For a while, Nick’s lacrosse play was in jeopardy. His junior year season ended early when he tore an ACL and suffered additional knee damage. After surgery and during rehabilitation, Nick’s continued leadership, dedication and determination to recover helped guide the team to a league championship and playoff appearance that season and this past season.

Nick’s high school days now are behind him. He’s off to Syracuse University, where he had committed since his sophomore year. More awards should be on the horizon for Nick as long as he maintains his love and spirit for the game.

- Jim

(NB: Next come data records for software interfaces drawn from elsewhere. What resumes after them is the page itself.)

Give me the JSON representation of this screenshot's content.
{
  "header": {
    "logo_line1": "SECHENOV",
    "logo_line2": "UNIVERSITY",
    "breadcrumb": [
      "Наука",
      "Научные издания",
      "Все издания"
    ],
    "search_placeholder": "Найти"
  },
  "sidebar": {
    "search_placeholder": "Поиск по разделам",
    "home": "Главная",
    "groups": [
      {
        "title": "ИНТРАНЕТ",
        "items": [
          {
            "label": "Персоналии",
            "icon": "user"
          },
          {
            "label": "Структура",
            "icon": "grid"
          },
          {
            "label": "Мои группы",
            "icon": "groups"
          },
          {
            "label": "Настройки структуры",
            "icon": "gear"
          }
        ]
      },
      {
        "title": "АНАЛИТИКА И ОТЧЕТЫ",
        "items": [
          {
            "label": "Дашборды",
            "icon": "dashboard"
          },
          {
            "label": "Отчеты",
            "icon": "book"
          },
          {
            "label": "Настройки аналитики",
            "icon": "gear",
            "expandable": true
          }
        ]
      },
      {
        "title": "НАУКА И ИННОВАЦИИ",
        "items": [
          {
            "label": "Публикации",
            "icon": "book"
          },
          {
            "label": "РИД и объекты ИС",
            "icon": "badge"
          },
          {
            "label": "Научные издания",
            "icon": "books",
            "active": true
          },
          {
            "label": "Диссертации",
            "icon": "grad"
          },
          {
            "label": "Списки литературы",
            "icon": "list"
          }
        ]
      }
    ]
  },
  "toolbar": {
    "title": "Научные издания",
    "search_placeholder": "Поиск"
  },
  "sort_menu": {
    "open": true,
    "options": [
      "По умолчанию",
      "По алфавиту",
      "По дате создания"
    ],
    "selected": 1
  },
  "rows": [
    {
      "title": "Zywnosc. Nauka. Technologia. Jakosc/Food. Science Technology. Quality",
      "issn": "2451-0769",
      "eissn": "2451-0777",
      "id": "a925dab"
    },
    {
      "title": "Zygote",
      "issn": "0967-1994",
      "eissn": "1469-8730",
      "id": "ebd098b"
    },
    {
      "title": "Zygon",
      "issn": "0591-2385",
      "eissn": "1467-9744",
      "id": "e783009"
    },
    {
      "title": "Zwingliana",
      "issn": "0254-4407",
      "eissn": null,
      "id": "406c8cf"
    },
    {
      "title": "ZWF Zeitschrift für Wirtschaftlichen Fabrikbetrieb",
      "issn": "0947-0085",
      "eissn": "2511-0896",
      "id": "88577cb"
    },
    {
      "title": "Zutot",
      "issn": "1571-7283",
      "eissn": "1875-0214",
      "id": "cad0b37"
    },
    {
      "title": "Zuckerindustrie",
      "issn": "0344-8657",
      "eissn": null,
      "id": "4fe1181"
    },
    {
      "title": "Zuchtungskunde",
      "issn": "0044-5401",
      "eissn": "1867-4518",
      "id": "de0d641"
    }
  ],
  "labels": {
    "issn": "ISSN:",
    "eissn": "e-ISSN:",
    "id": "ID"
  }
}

A Little Business Talk With That Ballpark Frank
Jul 16, 2016Posted by james

Now that we are in the middle of summer, the prominent sports talk around here is about baseball. (Okay, golf, too). While listening to all the baseball talk, I came to realize that so many common baseball expressions have been adapted by those of us in business. This probably goes all the way back in time to when the first pitch was thrown during an organized ballgame.

Here are just a few of the popular terms we use every day that I quickly jotted on my notepad

  • That came out of left field.
  • Cover your bases.
  • Give me a ballpark figure.
  • Hit it out of the park!
  • You’re batting 1,000.
  • Step up to the plate.

I then wondered if the language of baseball — that lingo used by players and managers between the foul lines – had borrowed any words or terms from commerce. After a little digging, I quickly discovered that several expressions from America’s pastime can be traced to business.

  • A “can of corn” refers to an easy catch of a fly ball by an outfielder.

During the 19th century, clerks at general stores were looking for an easy way to reach canned goods such as corn that had been stacked high on shelves. They used long sticks with hooks, pulling the cans from the shelves. They easily caught the cans in their aprons, similar to a fly ball nestling into a glove.

  • When a player is in a difficult situation, such as a rundown between bases, he is caught in a “pickle.”

Shakespeare is thought to be the first to use the idiom “in a pickle” in The Tempest. But, in England, the meaning of the expression is different than our interpretation. “Pickle” refers to a food item similar to relish, and one who is “in a pickle” is “sauced” or “drunk.” On our side of the pond, to relate to our game of baseball, “in a pickle” did come from the food industry. It means “in a tough spot,” similar to a cucumber stuck sitting in vinegary brine for days.

  • The term “butcher boy” refers to the strategy of a batter who draws in the infielders when he squares to bunt but then pulls back the bat to deliver a downward swing.

This term, if not the actual play, is attributed to legendary player and manager Casey Stengel. He was inspired by the motion a boy used in a butcher shop to cleave meat. Stengel ordered it whenever he wanted a player to hit a ground ball, especially when a runner was on third base during a close game and the team needed the run.

So, now that we have come to the end of this little “game,” I guess it is “safe” to say that baseball and business have “covered all the bases” for more than 150 years!